Understanding Values

In trying to assess the value of your jewellery you may find the following of interest.

 A New Replacement Value.

This is  the price you would pay for your item in a retail situation. For example a Retail Jewellery shop situated on a High Street or modern shopping mall. In arriving at this price consider  the intrinsic value of a piece of jewellery, workmanship, labour costs and added tax (VAT) and add on the cost of keeping a High Street shop: fitting it, stocking it, staffing it and insuring it. So the High Street needs the 100% price to offer their customers choice and service.

The Sale Between Parties.

This value would be placed on a piece should you wish to make a private sale to an individual and would represent Circa 60% of the retail price. Offering the seller and buyer a fair price

Sale at Auction.

This price would normally be between 20% and 30% of the retail value. The buyer at auction pays up to 25% commission on the sale value and the seller also pays 25% or more. This limits the buyers buying power and the sellers final price. The benefit of an auction transaction is that it shows the market value on that day.

 Probate or Executry Value.

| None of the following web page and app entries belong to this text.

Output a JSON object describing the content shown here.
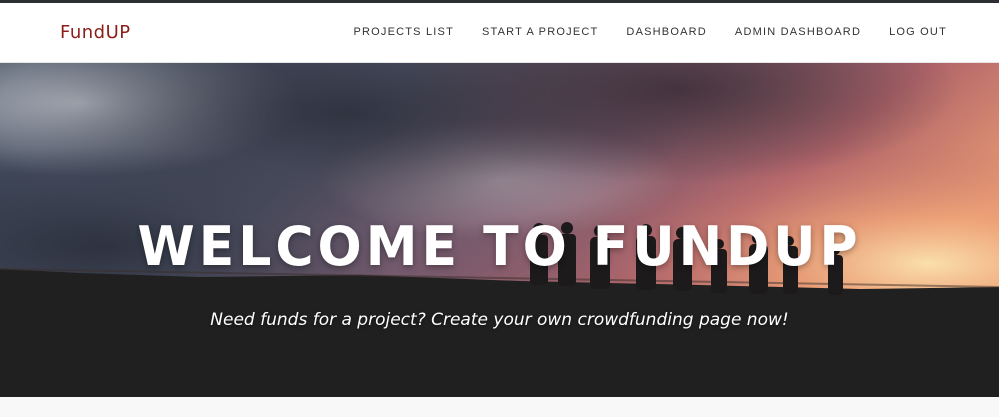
{
  "app": {
    "brand": "FundUP",
    "brand_color": "#8c1d18"
  },
  "nav": {
    "items": [
      {
        "label": "PROJECTS LIST"
      },
      {
        "label": "START A PROJECT"
      },
      {
        "label": "DASHBOARD"
      },
      {
        "label": "ADMIN DASHBOARD"
      },
      {
        "label": "LOG OUT"
      }
    ]
  },
  "hero": {
    "title": "WELCOME TO FUNDUP",
    "subtitle": "Need funds for a project? Create your own crowdfunding page now!",
    "background": "sunset-silhouette-crowd"
  }
}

This is the price calculated at date of death and could be 20% or less of the retail value and given for estate valuation.

Selling Your Piece.

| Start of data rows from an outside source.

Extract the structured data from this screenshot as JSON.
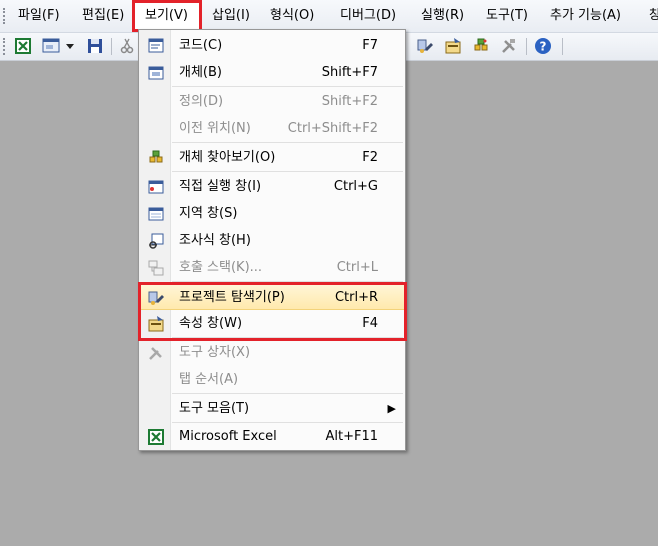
{
  "menubar": {
    "items": [
      {
        "label": "파일(F)"
      },
      {
        "label": "편집(E)"
      },
      {
        "label": "보기(V)"
      },
      {
        "label": "삽입(I)"
      },
      {
        "label": "형식(O)"
      },
      {
        "label": "디버그(D)"
      },
      {
        "label": "실행(R)"
      },
      {
        "label": "도구(T)"
      },
      {
        "label": "추가 기능(A)"
      },
      {
        "label": "창"
      }
    ]
  },
  "view_menu": {
    "items": [
      {
        "label": "코드(C)",
        "shortcut": "F7",
        "enabled": true,
        "icon": "code-window-icon"
      },
      {
        "label": "개체(B)",
        "shortcut": "Shift+F7",
        "enabled": true,
        "icon": "object-window-icon"
      },
      {
        "label": "정의(D)",
        "shortcut": "Shift+F2",
        "enabled": false,
        "icon": ""
      },
      {
        "label": "이전 위치(N)",
        "shortcut": "Ctrl+Shift+F2",
        "enabled": false,
        "icon": ""
      },
      {
        "label": "개체 찾아보기(O)",
        "shortcut": "F2",
        "enabled": true,
        "icon": "object-browser-icon"
      },
      {
        "label": "직접 실행 창(I)",
        "shortcut": "Ctrl+G",
        "enabled": true,
        "icon": "immediate-window-icon"
      },
      {
        "label": "지역 창(S)",
        "shortcut": "",
        "enabled": true,
        "icon": "locals-window-icon"
      },
      {
        "label": "조사식 창(H)",
        "shortcut": "",
        "enabled": true,
        "icon": "watch-window-icon"
      },
      {
        "label": "호출 스택(K)...",
        "shortcut": "Ctrl+L",
        "enabled": false,
        "icon": "call-stack-icon"
      },
      {
        "label": "프로젝트 탐색기(P)",
        "shortcut": "Ctrl+R",
        "enabled": true,
        "icon": "project-explorer-icon"
      },
      {
        "label": "속성 창(W)",
        "shortcut": "F4",
        "enabled": true,
        "icon": "properties-window-icon"
      },
      {
        "label": "도구 상자(X)",
        "shortcut": "",
        "enabled": false,
        "icon": "toolbox-icon"
      },
      {
        "label": "탭 순서(A)",
        "shortcut": "",
        "enabled": false,
        "icon": ""
      },
      {
        "label": "도구 모음(T)",
        "shortcut": "",
        "enabled": true,
        "icon": "",
        "submenu_arrow": "▶"
      },
      {
        "label": "Microsoft Excel",
        "shortcut": "Alt+F11",
        "enabled": true,
        "icon": "excel-icon"
      }
    ]
  },
  "colors": {
    "highlight_border": "#e3222a",
    "disabled_text": "#8d8d8d",
    "hover_background": "#ffe9ad"
  }
}
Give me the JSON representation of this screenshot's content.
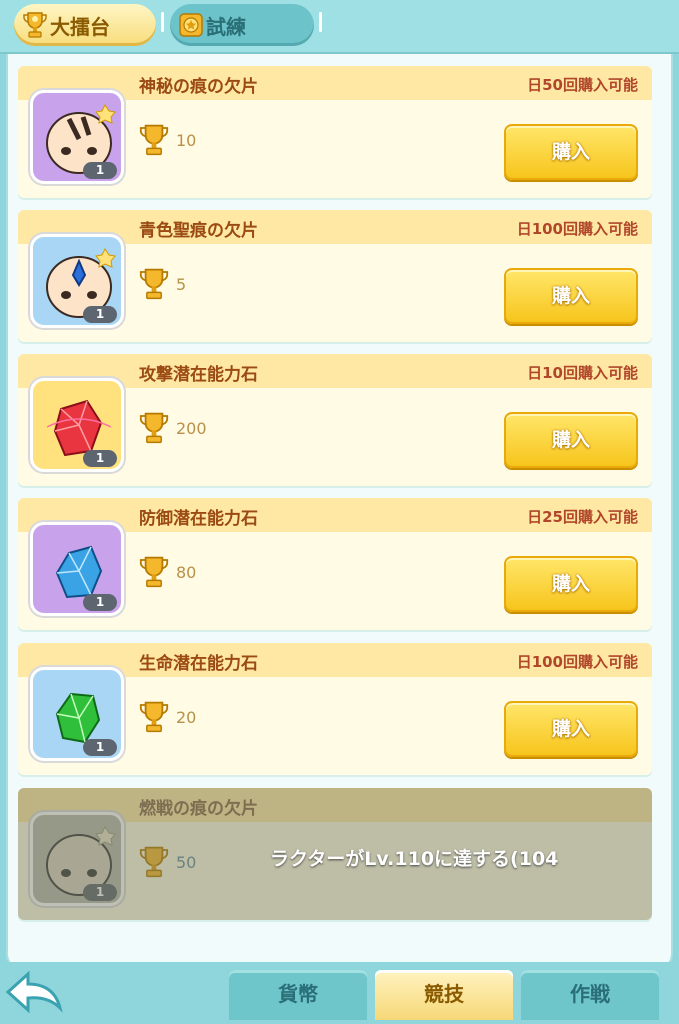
{
  "top_tabs": [
    {
      "label": "大擂台",
      "active": true
    },
    {
      "label": "試練",
      "active": false
    }
  ],
  "items": [
    {
      "name": "神秘の痕の欠片",
      "limit": "日50回購入可能",
      "cost": "10",
      "qty": "1",
      "buy_label": "購入",
      "thumb_color": "purple",
      "icon": "bald-head-mark-icon"
    },
    {
      "name": "青色聖痕の欠片",
      "limit": "日100回購入可能",
      "cost": "5",
      "qty": "1",
      "buy_label": "購入",
      "thumb_color": "blue",
      "icon": "bald-head-blue-mark-icon"
    },
    {
      "name": "攻撃潜在能力石",
      "limit": "日10回購入可能",
      "cost": "200",
      "qty": "1",
      "buy_label": "購入",
      "thumb_color": "gold",
      "icon": "red-crystal-icon"
    },
    {
      "name": "防御潜在能力石",
      "limit": "日25回購入可能",
      "cost": "80",
      "qty": "1",
      "buy_label": "購入",
      "thumb_color": "purple",
      "icon": "blue-crystal-icon"
    },
    {
      "name": "生命潜在能力石",
      "limit": "日100回購入可能",
      "cost": "20",
      "qty": "1",
      "buy_label": "購入",
      "thumb_color": "blue",
      "icon": "green-crystal-icon"
    },
    {
      "name": "燃戦の痕の欠片",
      "locked_message": "ラクターがLv.110に達する(104",
      "cost": "50",
      "qty": "1",
      "thumb_color": "grey",
      "icon": "bald-head-icon"
    }
  ],
  "bottom_tabs": [
    {
      "label": "貨幣",
      "active": false
    },
    {
      "label": "競技",
      "active": true
    },
    {
      "label": "作戦",
      "active": false
    }
  ],
  "colors": {
    "accent": "#f7c51c",
    "panel": "#f2fbfc",
    "header": "#ffe8a4",
    "background": "#8fd6dc"
  }
}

Before selling your item it is good to understand how values work and that is how the difference in values occurs.

But is  the retailer  making lots of profit. He is paying for big retail shop paying staff insurance and everything that goes with presenting you with a  fabulous choice of diamond rings in a fabulous environment and giving you the wonderful shopping experience. I aim to do that but with the help of modern communication ,methods & small overheads can offer best quality best style & fabulous value for my discerning clients.

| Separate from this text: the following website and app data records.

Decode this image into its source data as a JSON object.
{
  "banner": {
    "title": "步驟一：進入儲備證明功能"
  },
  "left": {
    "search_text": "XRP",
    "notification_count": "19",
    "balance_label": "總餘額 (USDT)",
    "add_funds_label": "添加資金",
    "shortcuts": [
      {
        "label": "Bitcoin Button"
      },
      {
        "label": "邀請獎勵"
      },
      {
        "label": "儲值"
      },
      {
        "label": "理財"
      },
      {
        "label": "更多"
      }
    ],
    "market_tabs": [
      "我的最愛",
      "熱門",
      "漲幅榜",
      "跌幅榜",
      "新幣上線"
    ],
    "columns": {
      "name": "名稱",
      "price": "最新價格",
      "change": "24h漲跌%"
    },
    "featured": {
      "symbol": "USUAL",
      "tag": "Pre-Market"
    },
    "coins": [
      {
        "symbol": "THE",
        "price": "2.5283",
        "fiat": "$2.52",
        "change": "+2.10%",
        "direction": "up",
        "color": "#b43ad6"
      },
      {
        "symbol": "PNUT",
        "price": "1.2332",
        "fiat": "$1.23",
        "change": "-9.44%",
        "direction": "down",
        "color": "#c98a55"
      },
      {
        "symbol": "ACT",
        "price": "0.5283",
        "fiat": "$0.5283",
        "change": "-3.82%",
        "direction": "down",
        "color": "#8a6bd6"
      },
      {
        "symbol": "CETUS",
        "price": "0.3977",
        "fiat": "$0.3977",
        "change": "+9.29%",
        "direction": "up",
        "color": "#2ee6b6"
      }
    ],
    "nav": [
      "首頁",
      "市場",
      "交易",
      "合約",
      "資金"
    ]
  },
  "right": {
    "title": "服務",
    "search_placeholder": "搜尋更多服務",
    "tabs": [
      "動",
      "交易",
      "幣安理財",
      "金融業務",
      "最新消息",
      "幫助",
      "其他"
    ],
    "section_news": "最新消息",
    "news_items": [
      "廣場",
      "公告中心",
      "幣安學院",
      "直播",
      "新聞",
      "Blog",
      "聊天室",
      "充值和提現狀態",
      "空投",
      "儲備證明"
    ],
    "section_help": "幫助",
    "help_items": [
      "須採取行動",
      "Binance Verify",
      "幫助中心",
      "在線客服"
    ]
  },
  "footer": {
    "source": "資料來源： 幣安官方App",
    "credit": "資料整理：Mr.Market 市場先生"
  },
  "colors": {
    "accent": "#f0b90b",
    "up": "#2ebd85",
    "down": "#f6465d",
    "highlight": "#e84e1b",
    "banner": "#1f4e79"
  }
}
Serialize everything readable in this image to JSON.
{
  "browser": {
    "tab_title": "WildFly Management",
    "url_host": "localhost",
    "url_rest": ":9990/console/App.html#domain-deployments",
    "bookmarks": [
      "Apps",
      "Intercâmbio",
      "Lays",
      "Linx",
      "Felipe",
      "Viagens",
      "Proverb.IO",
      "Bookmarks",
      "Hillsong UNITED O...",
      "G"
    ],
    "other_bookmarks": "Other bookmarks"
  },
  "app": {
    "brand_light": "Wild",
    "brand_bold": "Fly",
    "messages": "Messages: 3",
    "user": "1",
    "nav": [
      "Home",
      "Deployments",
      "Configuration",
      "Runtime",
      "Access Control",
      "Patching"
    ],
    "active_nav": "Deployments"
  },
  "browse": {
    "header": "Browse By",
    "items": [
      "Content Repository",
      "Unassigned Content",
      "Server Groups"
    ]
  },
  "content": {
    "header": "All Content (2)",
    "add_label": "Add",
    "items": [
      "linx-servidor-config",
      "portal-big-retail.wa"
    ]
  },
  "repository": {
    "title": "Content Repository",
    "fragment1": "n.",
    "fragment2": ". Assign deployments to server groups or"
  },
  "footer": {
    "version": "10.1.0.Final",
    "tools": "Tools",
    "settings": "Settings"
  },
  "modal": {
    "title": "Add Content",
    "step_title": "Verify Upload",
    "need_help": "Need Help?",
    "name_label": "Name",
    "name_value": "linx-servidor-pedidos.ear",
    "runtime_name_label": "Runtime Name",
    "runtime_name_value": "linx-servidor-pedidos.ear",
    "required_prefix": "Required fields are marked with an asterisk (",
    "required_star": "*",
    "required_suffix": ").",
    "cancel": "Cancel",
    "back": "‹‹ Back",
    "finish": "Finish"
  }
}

A glimpse inside the Duchess of Cambridge’s jewellery box

From Kate’s Royal engagement ring, a Ceylon sapphire ring created by former Crown Jeweller Garrard & Co, with 14 solitaire diamonds surrounding the twelve carat centre stone, all set in 18 carat white gold.
First belonging to Prince William’s late mother, Princess Diana. To the magnificent Cartier Wedding Day Tiara lent to Kate by The Queen for her wedding day in 2011. Made by Cartier in 1936 and originally bought by King George VI for his wife The Queen Mother, the tiara is made up of 739 brilliant diamonds and 149 batons.

Read more about Kate’s jewellery collection at :http://www.marieclaire.co.uk/news/fashion/549601/kate-middleton-jewellery-file-from-her-sapphire-engagement-ring-to-that-zara-necklace.html#index=1


The Cartier Wedding Day Tiara

Preview of the Top 10 Lots at Christie’s Important Jewels Sale

A stunning collection of Art Deco jewels is set to headline Christie’s sale of Important Jewels in New York on June 16th.

The top lot is an Art Deco diamond pendant necklace suspending a D-colour, internally flawless diamond of 16.24 carats that is estimated to sell for between $1.6 million and $2 million.

Read more about  the top lots and see the slideshow at : http://www.blouinartinfo.com/news/story/1175885/preview-top-10-lots-at-christies-important-jewels-sale-on#